Short headlines, ideally implying something sexual in nature, drive traffic. Shocking. Horrible. You won't believe your eyes. From the Huffington Post to old-stalwarts like The Atlantic, clickbait headlines dominate the flow of information (as opposed to knowledge or wisdom, because those are lacking).

Yes, online reflects the physical world. Magazine racks always had a little space for the fine arts, music, poetry, and philosophy. But it was (and is) Cosmopolitan, Sports Illustrated, and Playboy that ruled the stands. Their digital cousins rule the Web.

Clickbait isn't my specialty as a blogger and my websites don't scream "You'll never guess what happened!" For years, that was okay, but I continue to see declining traffic to my websites and blogs. The loss in readership means I'm not giving audiences what they want, which is interesting.

The Web was supposed to allow niches a space to flourish. When millions or even billions are online, then it should be easy to maintain a few thousand readers. Online, barriers of geography and class were supposed to fall. A website on almost anything was going to find an audience.

People have always been more interested in stories about sex, relationships, and sports than public policy. However, the Web was supposed to help us find our little communities of special interests.

That leads to the question, what do readers expect? Know your audience, we tell our students. What does an online audience want? What does it take to even get that online audience?

Search engine optimization (SEO) used to work. But it turns out that people are shifting away from search. At first, I thought that was impossible, but then I started to think about how I find news.

Yes, I use Google, but I use Google News, not Google Search. I read my Facebook feed and (admittedly) click on stories of interest. I have dedicated apps on my phone for the Washington Post, New York Times, RealClearPolitics, Politico, and a handful of other media sources.

I cannot recall the last time I used my RSS reader. I have Apple's News app on my phone, but I forget to check that, too. The dedicated apps are where I go for information, including some searches. That means I'm searching only within the sources I've already favored. I'm not exploring, like I might have explored in the late 1990s or even ten years ago.

What do we tell students in media courses? What do we tell our composition and rhetoric students? Has the nature of public discourse changed in this brave new world of app-based reading? Stumbling upon stories of interest isn't easy when you stay in the apps from major newspapers or magazines.

How do you teach about obtaining and keeping an audience? Or, do you hope that great content will somehow always find readers? How does that great site find readers without the Google searches of the past?

I don't have answers, but I am trying to decide how I should approach this topic of audience in coming years as a professor and speaker. Tossing things out onto the Web and hoping simply isn't enough. Neither are the old tricks of SEO, from good keywords to proper use of HTML tags.
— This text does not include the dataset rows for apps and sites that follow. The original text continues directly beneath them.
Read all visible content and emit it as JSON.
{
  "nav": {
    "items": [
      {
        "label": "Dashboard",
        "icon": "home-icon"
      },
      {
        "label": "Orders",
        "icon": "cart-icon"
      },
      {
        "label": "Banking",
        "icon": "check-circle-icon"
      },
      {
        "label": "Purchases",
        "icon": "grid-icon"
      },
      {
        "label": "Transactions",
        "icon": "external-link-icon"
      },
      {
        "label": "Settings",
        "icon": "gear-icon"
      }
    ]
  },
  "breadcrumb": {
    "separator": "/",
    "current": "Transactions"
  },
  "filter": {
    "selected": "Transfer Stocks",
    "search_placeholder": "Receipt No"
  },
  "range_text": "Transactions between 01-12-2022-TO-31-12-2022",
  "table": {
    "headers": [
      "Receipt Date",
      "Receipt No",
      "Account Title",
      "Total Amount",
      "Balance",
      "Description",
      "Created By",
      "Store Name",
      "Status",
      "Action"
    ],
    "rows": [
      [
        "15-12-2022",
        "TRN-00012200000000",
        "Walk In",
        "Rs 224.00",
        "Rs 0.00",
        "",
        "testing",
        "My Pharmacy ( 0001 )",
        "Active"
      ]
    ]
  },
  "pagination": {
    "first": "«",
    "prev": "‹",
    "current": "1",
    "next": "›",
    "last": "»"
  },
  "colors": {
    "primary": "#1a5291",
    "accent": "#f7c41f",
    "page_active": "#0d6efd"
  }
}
When there was Yahoo, the curated director of websites, you could find some pretty great content. When we used RSS, you could skim headlines and the first paragraphs from hundreds of online posts. Today? We're buried in an avalanche of purposefully titillating tweets, many with attractive models. Even the images and content that isn't sexual is called "porn" for a reason: food porn and fashion porn posted to Pinterest.

Digital media and public rhetoric. The dream has come up against reality. Our best media inventions always end up being used for base entertainment, but somehow deep discourse survived and thrived on the fringes. Is that changing?